MATERIAL FOR THE TASK:
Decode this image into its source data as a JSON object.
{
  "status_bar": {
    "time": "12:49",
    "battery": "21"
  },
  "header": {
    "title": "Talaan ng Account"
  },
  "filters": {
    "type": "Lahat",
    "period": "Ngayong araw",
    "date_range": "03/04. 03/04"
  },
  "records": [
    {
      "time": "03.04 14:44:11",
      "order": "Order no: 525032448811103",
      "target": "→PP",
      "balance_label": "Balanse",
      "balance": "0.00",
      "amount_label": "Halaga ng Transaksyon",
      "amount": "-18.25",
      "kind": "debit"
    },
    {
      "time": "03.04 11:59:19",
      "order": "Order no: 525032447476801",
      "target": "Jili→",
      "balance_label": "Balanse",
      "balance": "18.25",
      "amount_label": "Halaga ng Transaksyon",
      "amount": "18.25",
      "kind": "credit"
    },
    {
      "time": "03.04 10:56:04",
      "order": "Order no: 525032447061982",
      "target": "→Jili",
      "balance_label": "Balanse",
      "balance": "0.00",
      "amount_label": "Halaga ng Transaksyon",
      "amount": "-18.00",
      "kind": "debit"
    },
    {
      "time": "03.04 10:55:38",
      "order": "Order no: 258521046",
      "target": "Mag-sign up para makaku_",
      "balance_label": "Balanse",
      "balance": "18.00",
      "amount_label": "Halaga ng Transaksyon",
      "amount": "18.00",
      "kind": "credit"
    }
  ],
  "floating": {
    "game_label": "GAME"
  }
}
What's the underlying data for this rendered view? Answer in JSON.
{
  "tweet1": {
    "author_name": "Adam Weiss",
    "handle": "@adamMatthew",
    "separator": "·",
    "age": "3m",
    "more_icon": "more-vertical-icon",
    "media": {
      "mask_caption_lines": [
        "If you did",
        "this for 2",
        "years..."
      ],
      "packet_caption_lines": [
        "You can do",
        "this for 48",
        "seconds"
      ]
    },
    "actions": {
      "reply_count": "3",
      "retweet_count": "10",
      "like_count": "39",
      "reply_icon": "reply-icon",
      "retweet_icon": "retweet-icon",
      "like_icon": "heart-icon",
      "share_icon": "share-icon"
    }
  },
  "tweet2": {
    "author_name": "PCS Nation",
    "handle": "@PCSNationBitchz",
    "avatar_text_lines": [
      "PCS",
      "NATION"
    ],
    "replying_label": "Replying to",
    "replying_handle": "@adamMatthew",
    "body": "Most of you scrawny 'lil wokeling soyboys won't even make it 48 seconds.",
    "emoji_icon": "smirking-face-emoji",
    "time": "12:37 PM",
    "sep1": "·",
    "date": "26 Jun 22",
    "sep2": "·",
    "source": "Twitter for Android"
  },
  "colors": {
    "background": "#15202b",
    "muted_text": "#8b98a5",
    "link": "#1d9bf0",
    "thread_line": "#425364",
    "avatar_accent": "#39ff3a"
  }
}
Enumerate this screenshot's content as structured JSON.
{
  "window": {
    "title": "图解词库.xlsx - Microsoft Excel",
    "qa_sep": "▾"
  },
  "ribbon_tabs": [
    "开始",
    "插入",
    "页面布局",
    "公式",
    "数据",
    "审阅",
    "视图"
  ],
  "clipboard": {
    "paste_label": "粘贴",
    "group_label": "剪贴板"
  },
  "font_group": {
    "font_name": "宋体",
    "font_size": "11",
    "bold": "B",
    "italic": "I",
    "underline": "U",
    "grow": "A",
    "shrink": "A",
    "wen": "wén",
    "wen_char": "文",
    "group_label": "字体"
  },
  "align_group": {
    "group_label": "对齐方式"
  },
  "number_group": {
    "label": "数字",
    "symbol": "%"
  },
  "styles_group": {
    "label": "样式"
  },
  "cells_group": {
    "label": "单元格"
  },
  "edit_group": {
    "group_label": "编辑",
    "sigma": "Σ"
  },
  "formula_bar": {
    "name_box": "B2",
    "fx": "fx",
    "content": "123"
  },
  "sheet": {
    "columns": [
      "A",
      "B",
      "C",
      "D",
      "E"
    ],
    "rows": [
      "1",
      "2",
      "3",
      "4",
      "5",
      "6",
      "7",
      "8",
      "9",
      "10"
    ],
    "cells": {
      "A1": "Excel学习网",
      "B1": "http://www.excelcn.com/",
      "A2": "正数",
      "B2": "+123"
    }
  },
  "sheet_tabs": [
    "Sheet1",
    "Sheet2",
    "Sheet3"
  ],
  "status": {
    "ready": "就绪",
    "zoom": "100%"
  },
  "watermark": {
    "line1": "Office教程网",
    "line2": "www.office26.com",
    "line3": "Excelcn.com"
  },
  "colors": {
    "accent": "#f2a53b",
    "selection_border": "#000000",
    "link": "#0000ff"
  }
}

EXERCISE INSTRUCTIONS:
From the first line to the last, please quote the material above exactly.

EXERCISE SOLUTION:
Decode this image into its source data as a JSON object.
{
  "status_bar": {
    "time": "12:49",
    "battery": "21"
  },
  "header": {
    "title": "Talaan ng Account"
  },
  "filters": {
    "type": "Lahat",
    "period": "Ngayong araw",
    "date_range": "03/04. 03/04"
  },
  "records": [
    {
      "time": "03.04 14:44:11",
      "order": "Order no: 525032448811103",
      "target": "→PP",
      "balance_label": "Balanse",
      "balance": "0.00",
      "amount_label": "Halaga ng Transaksyon",
      "amount": "-18.25",
      "kind": "debit"
    },
    {
      "time": "03.04 11:59:19",
      "order": "Order no: 525032447476801",
      "target": "Jili→",
      "balance_label": "Balanse",
      "balance": "18.25",
      "amount_label": "Halaga ng Transaksyon",
      "amount": "18.25",
      "kind": "credit"
    },
    {
      "time": "03.04 10:56:04",
      "order": "Order no: 525032447061982",
      "target": "→Jili",
      "balance_label": "Balanse",
      "balance": "0.00",
      "amount_label": "Halaga ng Transaksyon",
      "amount": "-18.00",
      "kind": "debit"
    },
    {
      "time": "03.04 10:55:38",
      "order": "Order no: 258521046",
      "target": "Mag-sign up para makaku_",
      "balance_label": "Balanse",
      "balance": "18.00",
      "amount_label": "Halaga ng Transaksyon",
      "amount": "18.00",
      "kind": "credit"
    }
  ],
  "floating": {
    "game_label": "GAME"
  }
}
What's the underlying data for this rendered view? Answer in JSON.
{
  "tweet1": {
    "author_name": "Adam Weiss",
    "handle": "@adamMatthew",
    "separator": "·",
    "age": "3m",
    "more_icon": "more-vertical-icon",
    "media": {
      "mask_caption_lines": [
        "If you did",
        "this for 2",
        "years..."
      ],
      "packet_caption_lines": [
        "You can do",
        "this for 48",
        "seconds"
      ]
    },
    "actions": {
      "reply_count": "3",
      "retweet_count": "10",
      "like_count": "39",
      "reply_icon": "reply-icon",
      "retweet_icon": "retweet-icon",
      "like_icon": "heart-icon",
      "share_icon": "share-icon"
    }
  },
  "tweet2": {
    "author_name": "PCS Nation",
    "handle": "@PCSNationBitchz",
    "avatar_text_lines": [
      "PCS",
      "NATION"
    ],
    "replying_label": "Replying to",
    "replying_handle": "@adamMatthew",
    "body": "Most of you scrawny 'lil wokeling soyboys won't even make it 48 seconds.",
    "emoji_icon": "smirking-face-emoji",
    "time": "12:37 PM",
    "sep1": "·",
    "date": "26 Jun 22",
    "sep2": "·",
    "source": "Twitter for Android"
  },
  "colors": {
    "background": "#15202b",
    "muted_text": "#8b98a5",
    "link": "#1d9bf0",
    "thread_line": "#425364",
    "avatar_accent": "#39ff3a"
  }
}
Enumerate this screenshot's content as structured JSON.
{
  "window": {
    "title": "图解词库.xlsx - Microsoft Excel",
    "qa_sep": "▾"
  },
  "ribbon_tabs": [
    "开始",
    "插入",
    "页面布局",
    "公式",
    "数据",
    "审阅",
    "视图"
  ],
  "clipboard": {
    "paste_label": "粘贴",
    "group_label": "剪贴板"
  },
  "font_group": {
    "font_name": "宋体",
    "font_size": "11",
    "bold": "B",
    "italic": "I",
    "underline": "U",
    "grow": "A",
    "shrink": "A",
    "wen": "wén",
    "wen_char": "文",
    "group_label": "字体"
  },
  "align_group": {
    "group_label": "对齐方式"
  },
  "number_group": {
    "label": "数字",
    "symbol": "%"
  },
  "styles_group": {
    "label": "样式"
  },
  "cells_group": {
    "label": "单元格"
  },
  "edit_group": {
    "group_label": "编辑",
    "sigma": "Σ"
  },
  "formula_bar": {
    "name_box": "B2",
    "fx": "fx",
    "content": "123"
  },
  "sheet": {
    "columns": [
      "A",
      "B",
      "C",
      "D",
      "E"
    ],
    "rows": [
      "1",
      "2",
      "3",
      "4",
      "5",
      "6",
      "7",
      "8",
      "9",
      "10"
    ],
    "cells": {
      "A1": "Excel学习网",
      "B1": "http://www.excelcn.com/",
      "A2": "正数",
      "B2": "+123"
    }
  },
  "sheet_tabs": [
    "Sheet1",
    "Sheet2",
    "Sheet3"
  ],
  "status": {
    "ready": "就绪",
    "zoom": "100%"
  },
  "watermark": {
    "line1": "Office教程网",
    "line2": "www.office26.com",
    "line3": "Excelcn.com"
  },
  "colors": {
    "accent": "#f2a53b",
    "selection_border": "#000000",
    "link": "#0000ff"
  }
}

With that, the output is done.